Ealing Council’s leader survives no-confidence motion by one vote
29 September, 2020 / by Matt Smith
The leader of Ealing Council, Councillor Julian Bell, has headed off a motion of no confidence by a single vote, with councillors voting by 27 to 26 against the motion.
The vote was held on Monday 28 September, following the revelation that the council had failed to consult with London Ambulance Service before the controversial Low Traffic Neighbourhood schemes were imposed in the borough.
Mr Bell had given councillors in the affected wards assurances that all the emergency services had been informed of the plans.
Protests against the introduction of Low Traffic Neighbourhood schemes in Ealing were reported in the national press earlier this month, with residents unhappy about the lack of prior consultation.
Council ‘deeply regrets’ mistake
On 25 September, the Council released a joint statement addressing the issue:
“Ealing Council works closely with all the emergency services in our borough and the safety of residents is always the council’s first priority.
“There has been ongoing engagement with all services regarding the implementation of low traffic neighbourhoods.
“We have used feedback from these discussions with colleagues in the emergency services to adapt and improve plans as quickly as possible…
“Regrettably, the London Ambulance Service was not consulted at the same time as the Metropolitan Police and the London Fire Brigade.
“Although delayed, feedback from the London Ambulance Service on all of Ealing’s low traffic neighbourhood schemes including those for two schemes (Loveday Road, LTN 30 and West Ealing North, LTN20 ) due for implementation by the end of September has now been given and taken on board. We are reviewing our procedures to ensure this doesn’t happen again.
“We deeply regret this mistake and the council has apologised to the London Ambulance Service. The London Ambulance Service has acknowledged that since this issue came to light the constructive way in which we have engaged with them and taken on board their recommendations could serve as an approach to follow.”
Images above: Councillor Julian Bell, a vandalised traffic planter after protests in Ealing in early September
Leader of Council ‘must resign’
The Leader of the Opposition on Ealing Council, Greg Stafford described the mistake as “beyond disgraceful.”
He has called for the resignation of both Councillor Bell and the Transport spokesperson Councillor Mik Sabiers in response to the council’s admission.
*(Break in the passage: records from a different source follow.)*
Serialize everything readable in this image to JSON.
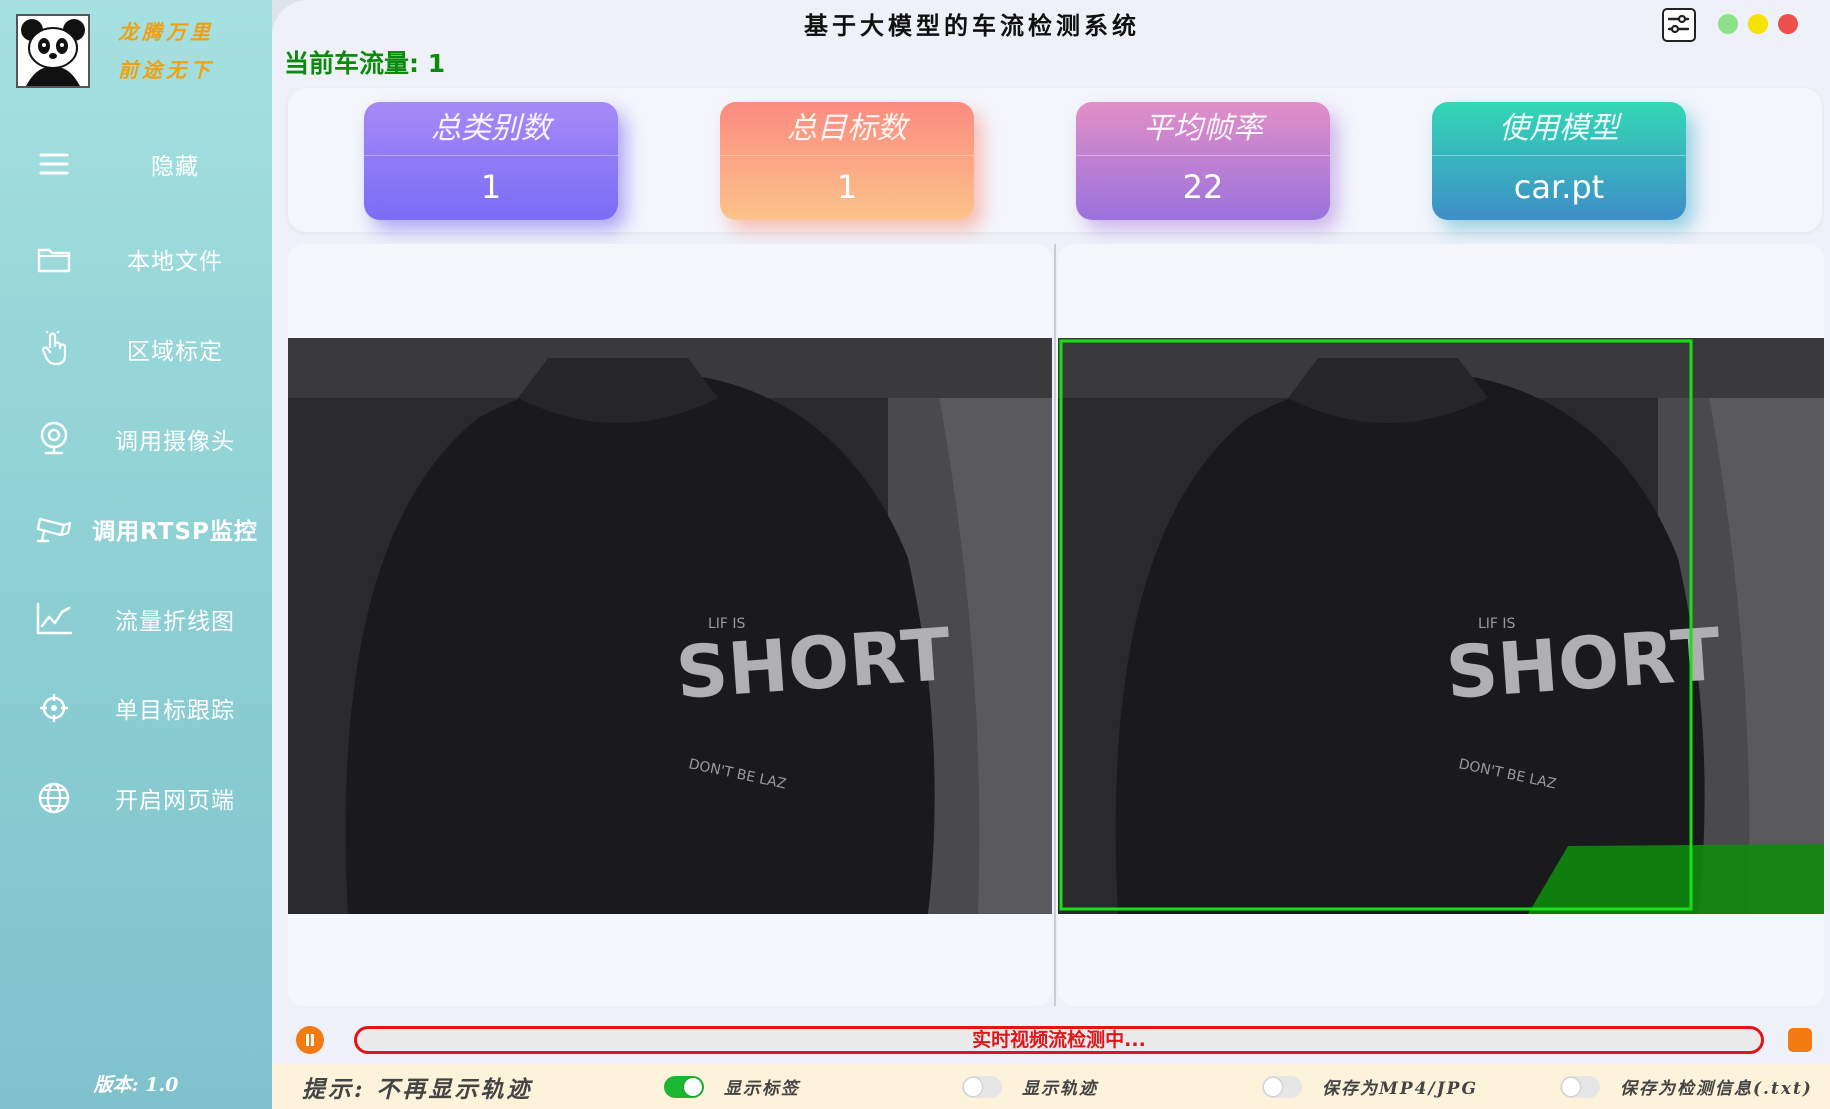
{
  "sidebar": {
    "brand_line1": "龙腾万里",
    "brand_line2": "前途无下",
    "items": [
      {
        "label": "隐藏",
        "icon": "menu-icon"
      },
      {
        "label": "本地文件",
        "icon": "folder-icon"
      },
      {
        "label": "区域标定",
        "icon": "hand-pointer-icon"
      },
      {
        "label": "调用摄像头",
        "icon": "webcam-icon"
      },
      {
        "label": "调用RTSP监控",
        "icon": "cctv-camera-icon"
      },
      {
        "label": "流量折线图",
        "icon": "line-chart-icon"
      },
      {
        "label": "单目标跟踪",
        "icon": "crosshair-icon"
      },
      {
        "label": "开启网页端",
        "icon": "globe-icon"
      }
    ],
    "version": "版本: 1.0"
  },
  "header": {
    "title": "基于大模型的车流检测系统",
    "flow_count_label": "当前车流量: 1"
  },
  "window_controls": [
    "settings-icon",
    "minimize-dot",
    "maximize-dot",
    "close-dot"
  ],
  "colors": {
    "sidebar": "#8ccfd3",
    "accent_green": "#0c8a0c",
    "progress_red": "#e0151a",
    "control_orange": "#f37a10",
    "detection_box": "#18e018"
  },
  "cards": [
    {
      "title": "总类别数",
      "value": "1"
    },
    {
      "title": "总目标数",
      "value": "1"
    },
    {
      "title": "平均帧率",
      "value": "22"
    },
    {
      "title": "使用模型",
      "value": "car.pt"
    }
  ],
  "status": {
    "progress_text": "实时视频流检测中..."
  },
  "footer": {
    "tip": "提示: 不再显示轨迹",
    "toggles": [
      {
        "label": "显示标签",
        "on": true
      },
      {
        "label": "显示轨迹",
        "on": false
      },
      {
        "label": "保存为MP4/JPG",
        "on": false
      },
      {
        "label": "保存为检测信息(.txt)",
        "on": false
      }
    ]
  }
}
“The LTNs were introduced without any consultation with residents, but Ealing Labour Council have long shown scant regard for residents’ views. But to fail in their legal obligation to consult with the London Ambulance Service on the implementation of LTNs is beyond disgraceful; there are serious repercussions when dealing with life and death situations where time is of the essence and to totally disregard this, is gross negligence.
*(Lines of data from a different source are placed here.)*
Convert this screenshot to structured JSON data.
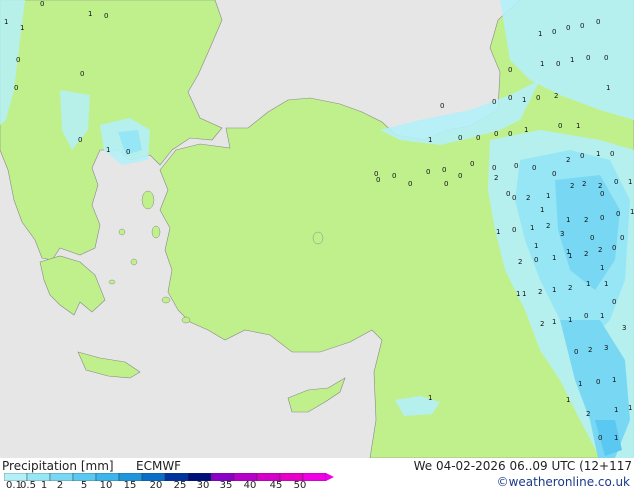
{
  "footer": {
    "title": "Precipitation [mm]",
    "model": "ECMWF",
    "datetime": "We 04-02-2026 06..09 UTC (12+117",
    "credit": "©weatheronline.co.uk"
  },
  "legend": {
    "ticks": [
      "0.1",
      "0.5",
      "1",
      "2",
      "5",
      "10",
      "15",
      "20",
      "25",
      "30",
      "35",
      "40",
      "45",
      "50"
    ],
    "colors": [
      "#b4f0f8",
      "#96e6f6",
      "#78d8f4",
      "#5ac8f0",
      "#3cb4ec",
      "#1e96dc",
      "#0a6ec8",
      "#0032a0",
      "#00107a",
      "#8a00c8",
      "#b400c8",
      "#d200c8",
      "#e600c8",
      "#f000e6"
    ]
  },
  "map": {
    "land_color": "#c0f08c",
    "sea_color": "#e6e6e6",
    "labels": [
      "0",
      "1",
      "0",
      "1",
      "1",
      "0",
      "0",
      "0",
      "0",
      "1",
      "0",
      "0",
      "0",
      "0",
      "1",
      "0",
      "2",
      "1",
      "0",
      "0",
      "0",
      "0",
      "1",
      "0",
      "1",
      "0",
      "0",
      "0",
      "1",
      "0",
      "0",
      "0",
      "1",
      "1",
      "0",
      "0",
      "1",
      "0",
      "0",
      "0",
      "0",
      "0",
      "0",
      "0",
      "2",
      "0",
      "1",
      "0",
      "0",
      "2",
      "1",
      "2",
      "2",
      "2",
      "0",
      "1",
      "1",
      "0",
      "1",
      "2",
      "1",
      "2",
      "0",
      "0",
      "1",
      "2",
      "0",
      "1",
      "1",
      "2",
      "2",
      "0",
      "1",
      "2",
      "1",
      "2",
      "1",
      "1",
      "2",
      "1",
      "1",
      "0",
      "1",
      "0",
      "2",
      "3",
      "1",
      "0",
      "1",
      "2",
      "1",
      "1",
      "1",
      "0",
      "1",
      "1",
      "1",
      "0",
      "0",
      "1",
      "1",
      "0",
      "3",
      "1",
      "0",
      "0",
      "1",
      "3",
      "2",
      "0",
      "0",
      "0",
      "0",
      "0",
      "0"
    ]
  }
}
“The recent removal of some bollards and their replacement with ANPR cameras is a tacit admission that the scheme hindered the proper progress of emergency vehicles and therefore endangered the lives of local residents.
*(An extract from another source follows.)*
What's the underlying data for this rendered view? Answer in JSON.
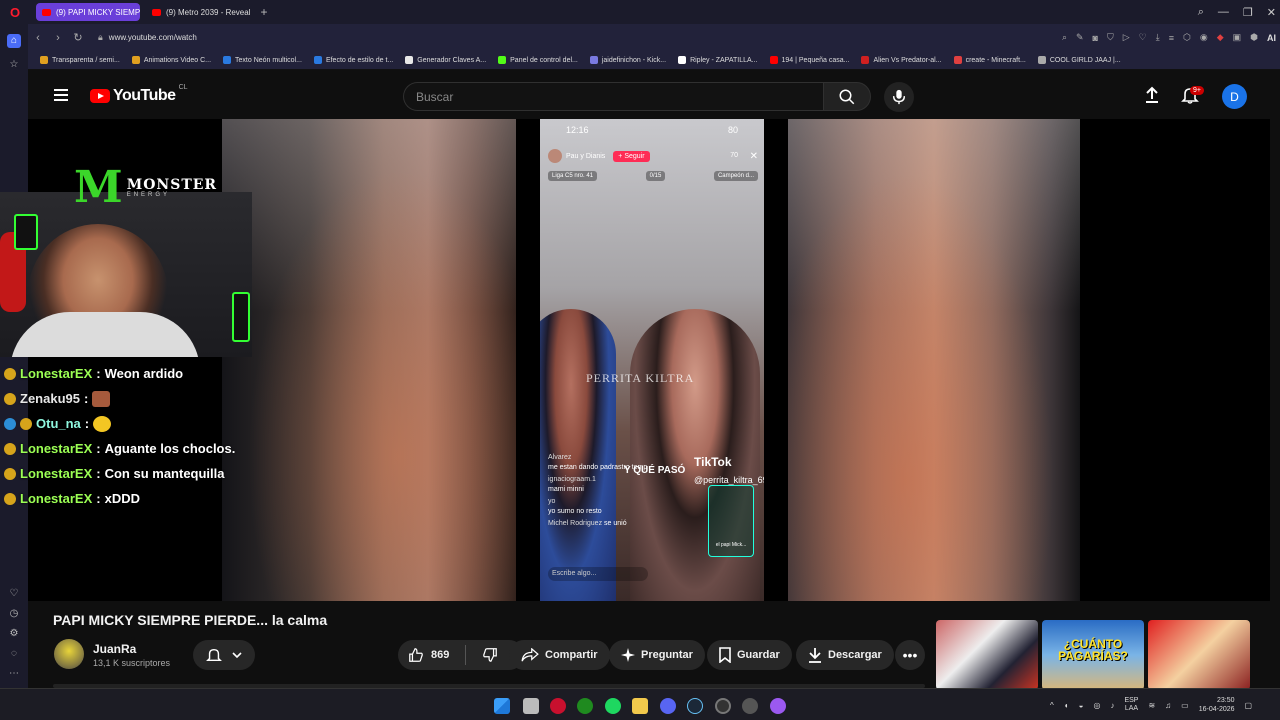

“The council leader Cllr Julian Bell, who has been so instrumental in forcing these rushed measures through, and his transport spokesman Cllr Mik Sabiers must resign.”
Image above: Leader of the Opposition on Ealing Council – Councillor Gregory Stafford
Ambulances potentially impeded by road closures
A spokesperson for the London Ambulance Service said:
“As the busiest ambulance service in the country, our focus is on achieving the best outcomes for ill and injured patients and ensuring we reach them in response times set by the government.
“Changes to road layouts, traffic management schemes, and road closures all have the potential to impede our response to the most critically ill people and could delay life-saving treatments or conveyance to the nearest emergency department.
“This is why we continue to work with Transport for London (TfL) and local authorities, including Ealing, to ensure emergency vehicle access is properly considered, and the impact of any changes monitored.
“We will continue to discuss these issues at the emergency services group, made up of local authority traffic teams and TfL, as well as make representations at a local level where necessary.”